The Civic Sport looks like the Type-R but has a third of the powerHONDA has launched a hotted-up Civic that looks like the Type-R but costs eleven grand less to buy.

The new Civic Sport has a colour-coded rear spoiler, 17-inch alloy wheels and a mesh grille to mimic its 306bhp sibling, but with a 100bhp 1.4-litre engine it’s a lot cheaper to buy, run and insure. It goes on sale next month, with prices starting from £18,360. That’s £11,635 less than you’ll pay for the Type-R – and at a glance most people won’t be able to tell the difference.

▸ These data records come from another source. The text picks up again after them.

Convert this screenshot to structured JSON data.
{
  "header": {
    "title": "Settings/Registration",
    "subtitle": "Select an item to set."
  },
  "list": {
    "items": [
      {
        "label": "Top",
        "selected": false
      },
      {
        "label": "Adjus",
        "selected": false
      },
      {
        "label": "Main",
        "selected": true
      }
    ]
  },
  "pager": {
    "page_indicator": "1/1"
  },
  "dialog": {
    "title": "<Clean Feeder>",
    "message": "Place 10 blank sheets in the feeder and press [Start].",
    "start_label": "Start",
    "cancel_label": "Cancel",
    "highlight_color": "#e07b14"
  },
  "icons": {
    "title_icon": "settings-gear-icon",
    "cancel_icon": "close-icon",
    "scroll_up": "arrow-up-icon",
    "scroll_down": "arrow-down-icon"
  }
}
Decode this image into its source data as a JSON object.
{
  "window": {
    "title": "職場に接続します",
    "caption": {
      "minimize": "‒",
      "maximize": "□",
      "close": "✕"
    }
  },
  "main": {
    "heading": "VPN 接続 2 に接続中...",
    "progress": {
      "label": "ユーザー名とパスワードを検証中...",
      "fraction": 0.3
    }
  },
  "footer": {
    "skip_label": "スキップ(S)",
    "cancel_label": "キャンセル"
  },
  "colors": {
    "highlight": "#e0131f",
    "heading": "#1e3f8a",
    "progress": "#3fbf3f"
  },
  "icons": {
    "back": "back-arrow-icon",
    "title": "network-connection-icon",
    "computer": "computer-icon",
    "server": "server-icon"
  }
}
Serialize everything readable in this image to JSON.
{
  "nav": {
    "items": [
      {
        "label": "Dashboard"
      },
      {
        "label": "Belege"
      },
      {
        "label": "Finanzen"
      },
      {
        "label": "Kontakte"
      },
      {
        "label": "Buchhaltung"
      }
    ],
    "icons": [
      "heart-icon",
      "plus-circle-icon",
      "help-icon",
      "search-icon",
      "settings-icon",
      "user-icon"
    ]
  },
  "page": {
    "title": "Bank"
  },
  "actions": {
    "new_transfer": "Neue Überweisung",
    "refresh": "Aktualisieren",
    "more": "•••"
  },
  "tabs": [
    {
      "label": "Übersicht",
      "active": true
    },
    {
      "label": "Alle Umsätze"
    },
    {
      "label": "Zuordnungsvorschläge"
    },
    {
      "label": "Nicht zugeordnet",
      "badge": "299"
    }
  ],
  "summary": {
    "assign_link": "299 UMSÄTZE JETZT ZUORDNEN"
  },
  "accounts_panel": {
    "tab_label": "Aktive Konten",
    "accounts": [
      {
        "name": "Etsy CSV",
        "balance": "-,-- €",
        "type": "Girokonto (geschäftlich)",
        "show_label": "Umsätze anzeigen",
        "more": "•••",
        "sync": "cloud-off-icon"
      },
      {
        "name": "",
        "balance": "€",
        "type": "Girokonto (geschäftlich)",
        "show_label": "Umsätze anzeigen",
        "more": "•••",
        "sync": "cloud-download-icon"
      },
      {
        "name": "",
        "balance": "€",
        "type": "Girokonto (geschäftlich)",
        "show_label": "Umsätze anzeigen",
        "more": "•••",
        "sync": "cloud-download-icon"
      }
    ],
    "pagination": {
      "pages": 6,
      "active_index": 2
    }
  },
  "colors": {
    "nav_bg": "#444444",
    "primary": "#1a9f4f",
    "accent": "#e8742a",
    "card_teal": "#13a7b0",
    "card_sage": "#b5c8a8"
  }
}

Personally, I reckon it’s a great idea – it gives hope to all those go-faster younger drivers who can’t afford to insure Japan’s turbocharged answer to the Ford Focus RS. It might come across as a bit of a sheep in wolf’s clothing, but let’s hope some of the Type-R sparkle has rubbed off on the new arrival.